Internet Running Out of IP Addresses
The five last blocks of IP addresses, each with 16.8 million addresses, are to be distributed on Thursday by the Internet Assigned Numbers Authority to regional registries around the world, The Associated Press reports, citing people familiar with the situation who spoke anonymously.
The regional groups distribute the addresses to Internet service providers and websites. John Curran, chief executive of the American Registry for Internet Numbers, which covers the U.S., Canada and the Caribbean region, told AP he expects his numbers to last up to nine months.
The system now in use, called Internet Protocol version 4, has been around since the 1980s. While experts have known for years that the numbers would one day be depleted, their end is pressuring websites and service providers to move more quickly on technology to create more numbers, AP says. The addresses allow Internet users to reach the websites they're seeking and their e-emails to reach their destinations.

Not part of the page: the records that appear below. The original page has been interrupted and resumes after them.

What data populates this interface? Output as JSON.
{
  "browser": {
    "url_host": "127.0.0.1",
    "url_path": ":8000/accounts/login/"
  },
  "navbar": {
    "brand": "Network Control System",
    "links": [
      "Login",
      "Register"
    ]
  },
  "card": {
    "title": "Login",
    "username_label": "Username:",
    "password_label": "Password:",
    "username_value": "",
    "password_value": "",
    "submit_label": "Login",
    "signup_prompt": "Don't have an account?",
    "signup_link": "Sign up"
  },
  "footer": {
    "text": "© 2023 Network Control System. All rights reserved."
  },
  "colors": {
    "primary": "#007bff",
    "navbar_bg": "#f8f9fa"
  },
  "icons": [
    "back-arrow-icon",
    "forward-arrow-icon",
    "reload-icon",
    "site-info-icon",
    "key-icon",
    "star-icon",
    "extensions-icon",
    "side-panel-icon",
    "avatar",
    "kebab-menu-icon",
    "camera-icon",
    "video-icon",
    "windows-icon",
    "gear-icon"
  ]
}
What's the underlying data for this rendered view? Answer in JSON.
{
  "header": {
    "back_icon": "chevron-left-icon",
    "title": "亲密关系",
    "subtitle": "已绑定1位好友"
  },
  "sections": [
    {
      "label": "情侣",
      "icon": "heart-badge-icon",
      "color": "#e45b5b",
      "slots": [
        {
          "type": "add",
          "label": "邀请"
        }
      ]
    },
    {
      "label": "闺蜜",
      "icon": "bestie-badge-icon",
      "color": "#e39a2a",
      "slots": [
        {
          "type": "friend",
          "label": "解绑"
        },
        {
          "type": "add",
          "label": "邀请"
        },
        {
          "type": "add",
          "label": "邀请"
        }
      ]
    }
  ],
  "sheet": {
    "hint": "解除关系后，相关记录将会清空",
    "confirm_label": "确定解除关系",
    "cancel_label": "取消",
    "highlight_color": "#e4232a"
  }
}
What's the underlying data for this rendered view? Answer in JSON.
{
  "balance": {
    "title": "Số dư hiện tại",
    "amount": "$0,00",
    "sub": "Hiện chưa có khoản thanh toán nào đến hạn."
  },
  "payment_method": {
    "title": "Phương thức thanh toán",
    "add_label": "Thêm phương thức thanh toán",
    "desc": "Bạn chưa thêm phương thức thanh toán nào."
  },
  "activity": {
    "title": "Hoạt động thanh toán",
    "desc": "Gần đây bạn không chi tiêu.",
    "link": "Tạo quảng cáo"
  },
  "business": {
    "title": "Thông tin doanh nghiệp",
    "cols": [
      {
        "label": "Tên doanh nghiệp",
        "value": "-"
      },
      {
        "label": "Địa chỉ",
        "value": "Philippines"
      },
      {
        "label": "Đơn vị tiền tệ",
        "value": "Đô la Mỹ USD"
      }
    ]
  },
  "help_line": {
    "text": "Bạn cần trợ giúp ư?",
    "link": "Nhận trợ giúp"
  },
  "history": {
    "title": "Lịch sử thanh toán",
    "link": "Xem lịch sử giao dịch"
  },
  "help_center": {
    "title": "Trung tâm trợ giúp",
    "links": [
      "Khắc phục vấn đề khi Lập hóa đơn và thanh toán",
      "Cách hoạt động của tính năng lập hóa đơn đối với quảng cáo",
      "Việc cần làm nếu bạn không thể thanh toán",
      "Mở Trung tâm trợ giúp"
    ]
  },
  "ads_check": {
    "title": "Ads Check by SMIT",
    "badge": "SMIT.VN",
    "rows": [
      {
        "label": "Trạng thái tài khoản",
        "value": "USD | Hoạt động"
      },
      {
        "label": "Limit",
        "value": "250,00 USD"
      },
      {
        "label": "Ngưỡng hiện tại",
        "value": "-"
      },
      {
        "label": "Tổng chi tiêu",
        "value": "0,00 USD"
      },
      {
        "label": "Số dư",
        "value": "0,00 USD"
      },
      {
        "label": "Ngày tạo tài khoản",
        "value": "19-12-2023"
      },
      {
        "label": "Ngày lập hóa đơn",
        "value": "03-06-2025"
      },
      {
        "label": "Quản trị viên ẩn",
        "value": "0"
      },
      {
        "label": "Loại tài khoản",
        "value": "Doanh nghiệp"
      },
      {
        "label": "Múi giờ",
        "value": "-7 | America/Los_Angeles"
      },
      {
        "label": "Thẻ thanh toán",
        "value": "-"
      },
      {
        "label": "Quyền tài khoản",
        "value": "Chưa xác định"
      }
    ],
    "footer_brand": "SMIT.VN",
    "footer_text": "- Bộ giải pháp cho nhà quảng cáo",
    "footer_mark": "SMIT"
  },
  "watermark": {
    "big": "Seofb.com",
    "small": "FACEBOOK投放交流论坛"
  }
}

As the 4.3 billion version 4 numbers run out, service providers will give out IPv6 numbers, AP said, although only about 2 percent of websites now support it. Those few sites are among the most-visited sites like Google and Facebook, AP said.
Several technologies "translate" version 4 addresses to version 6, but they haven't been widely tested, Curran told AP, which could lead to slow Web surfing.
Version 4 addresses have run out largely due to so many Internet-equipped phones being used around the world and more Internet use in Asia, AP said.
Two of the last seven version 4 blocks were given to the Asia-Pacific Network Information Centre on Tuesday, AP said. That triggered a rule that requires IANA to distribute the final five blocks, one to each of the regional Internet registries around the world, IDG News Service reports.
Curran said that if everything goes as planned, Web users won't notice any changes. But experts told The Guardian newspaper that because officials waited until the last minute, there could be problems.
"You might find that you can't get online unless someone else goes offline," James Blessing, a member of the board of the U.K.'s Internet Service Providers Association, told the paper. "It would be like the Internet before broadband, when everything was on dial-up modems, and if too many people were dialing in then you couldn't get connected."
Alex Pawlik, chief executive of the network coordination center RIPE, which gives out Internet addresses in Europe, told the British paper: "I think in about six months' time people will be waking up and will have to explain to their boss why they haven't done anything about it."